The Italian Wanderer is one of the stranger characters out of the motley bunch. He’s in Caffè Nero nearly every night with his Italian brother: a taller, goofier version of himself.

photo-163

I think they quite fancy themselves as a pair of extras in Goodfellas. But if I was to cast them in a movie, they’d play two hapless henchman, permanently scratching their heads and bumping into each other in a clownish fashion (if you think of those bungling burglars in Home Alone, you kind of get the picture).

I gave The Italian Wanderer his moniker due to his strange penchant for wandering the streets for hours on end. Come rain or shine, he walks up and down Harrogate Road all evening long (brother nowhere to be seen). This is no exaggeration. Sometimes he takes a break from the roam – and sits at the bus-stop watching the world go by.

photo-158

I’m mildly intrigued by his nomadic lifestyle but I haven’t dared to probe beyond a friendly wave for fear of Getting Too Involved.

Getting Too Involved is basically where you go beyond a simple smile and wave and descend into full-blown conversation.
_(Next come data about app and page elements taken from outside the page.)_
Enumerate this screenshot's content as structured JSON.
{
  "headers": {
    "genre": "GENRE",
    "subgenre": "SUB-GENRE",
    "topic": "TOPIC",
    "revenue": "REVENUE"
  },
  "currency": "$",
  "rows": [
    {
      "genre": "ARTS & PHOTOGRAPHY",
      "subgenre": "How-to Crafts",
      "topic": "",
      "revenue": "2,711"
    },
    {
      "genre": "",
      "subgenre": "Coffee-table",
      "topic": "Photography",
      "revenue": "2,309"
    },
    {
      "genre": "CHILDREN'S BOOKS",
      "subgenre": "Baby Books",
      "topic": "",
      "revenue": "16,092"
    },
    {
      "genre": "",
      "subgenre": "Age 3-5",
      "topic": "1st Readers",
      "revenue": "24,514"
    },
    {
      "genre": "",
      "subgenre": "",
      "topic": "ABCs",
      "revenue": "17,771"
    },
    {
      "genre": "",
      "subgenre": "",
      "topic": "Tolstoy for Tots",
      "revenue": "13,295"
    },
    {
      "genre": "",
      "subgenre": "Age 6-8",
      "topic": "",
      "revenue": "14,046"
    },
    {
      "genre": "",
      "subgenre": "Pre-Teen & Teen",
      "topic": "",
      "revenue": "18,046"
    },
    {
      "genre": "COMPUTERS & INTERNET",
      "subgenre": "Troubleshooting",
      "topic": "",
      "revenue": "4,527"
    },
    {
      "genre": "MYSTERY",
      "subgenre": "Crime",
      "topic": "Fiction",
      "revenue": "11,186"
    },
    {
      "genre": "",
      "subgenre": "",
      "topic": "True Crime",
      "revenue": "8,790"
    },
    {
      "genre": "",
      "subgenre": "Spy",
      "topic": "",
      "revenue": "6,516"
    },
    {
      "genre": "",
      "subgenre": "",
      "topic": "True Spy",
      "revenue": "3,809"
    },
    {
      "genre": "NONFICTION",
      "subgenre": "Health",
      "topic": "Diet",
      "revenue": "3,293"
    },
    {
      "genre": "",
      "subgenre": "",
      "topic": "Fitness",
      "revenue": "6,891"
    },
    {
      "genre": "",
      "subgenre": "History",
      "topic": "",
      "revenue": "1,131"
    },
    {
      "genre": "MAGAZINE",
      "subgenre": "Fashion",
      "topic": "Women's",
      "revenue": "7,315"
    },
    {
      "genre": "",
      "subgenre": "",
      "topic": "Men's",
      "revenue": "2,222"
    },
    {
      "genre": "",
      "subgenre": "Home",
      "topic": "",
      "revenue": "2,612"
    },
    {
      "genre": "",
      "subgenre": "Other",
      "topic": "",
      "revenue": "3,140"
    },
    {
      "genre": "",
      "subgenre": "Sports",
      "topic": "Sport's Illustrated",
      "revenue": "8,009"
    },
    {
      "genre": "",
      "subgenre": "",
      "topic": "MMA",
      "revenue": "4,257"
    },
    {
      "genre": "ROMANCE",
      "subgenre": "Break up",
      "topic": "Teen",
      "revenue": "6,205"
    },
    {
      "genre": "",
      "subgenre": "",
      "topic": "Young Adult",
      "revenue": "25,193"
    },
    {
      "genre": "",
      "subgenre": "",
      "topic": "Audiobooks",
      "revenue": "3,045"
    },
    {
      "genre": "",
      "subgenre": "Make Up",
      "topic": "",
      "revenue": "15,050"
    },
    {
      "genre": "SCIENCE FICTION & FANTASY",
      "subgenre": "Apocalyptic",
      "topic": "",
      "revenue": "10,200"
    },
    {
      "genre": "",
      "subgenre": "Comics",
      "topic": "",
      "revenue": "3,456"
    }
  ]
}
Don’t get me wrong, I like a smile and wave with an eccentric on the best of days, but I’m a solitary soul at heart – and the last thing I want to do is start sharing coffees and ruminating on life with these oddities.

Last week, The Italian Wanderer accosted me in Caffè Nero and starting firing a series of probing questions my way, ending with, ‘Is it okay if I say hello to you from now on?’

‘Of course!’ I said, smiling in what I hoped was a friendly but not-too-encouraging manner.

Talking of Getting Too Involved, one person I have Got Very Involved with is widower Peter (documented in My Coffee Shop Friend). He looks scarily like the bad guy ‘Mike’ from Breaking Bad.

photo-24

Well, it turns out Peter has a friend: Malcolm – another retiree at large, who keeps coming over to talk to me. I say ‘talk to me’ but he sort of wanders over and mumbles for a while, smiling in a vacant way before wandering off again – sometimes mid-sentence.

I usually hide behind my laptop under the guise of Being Terribly Busy but the other day, I was on the receiving end of a two-pronged attack from Peter and Malcolm, who came and sat with me for an hour regaling me with tales of Leeds’ glorious past. I secretly loved it.

photo-162

It transpires that they were both avid body builders back in the day, and trained with none other than Arnold Schwarzenegger, who joined them in Leeds for a year, living in a small flat in Crossgates (who knew?!), along with local legend Reg Park (former Mr Universe, no less).

Peter and Malcolm love to jest that they’ve managed to pick up a young girl (me!) and sometimes even comment on the length of my skirt!

‘It’s a nice outfit,’ says Peter. ‘Let’s just say, I’m not complaining.’

Malcolm nods along, approvingly.

When I go into Caffè Nero at the weekend with the husband, I’m now getting waves from all corners of the room – mainly from the over 60s.

The Husband is astonished.

‘Don’t you GET INVOLVED!’ he says.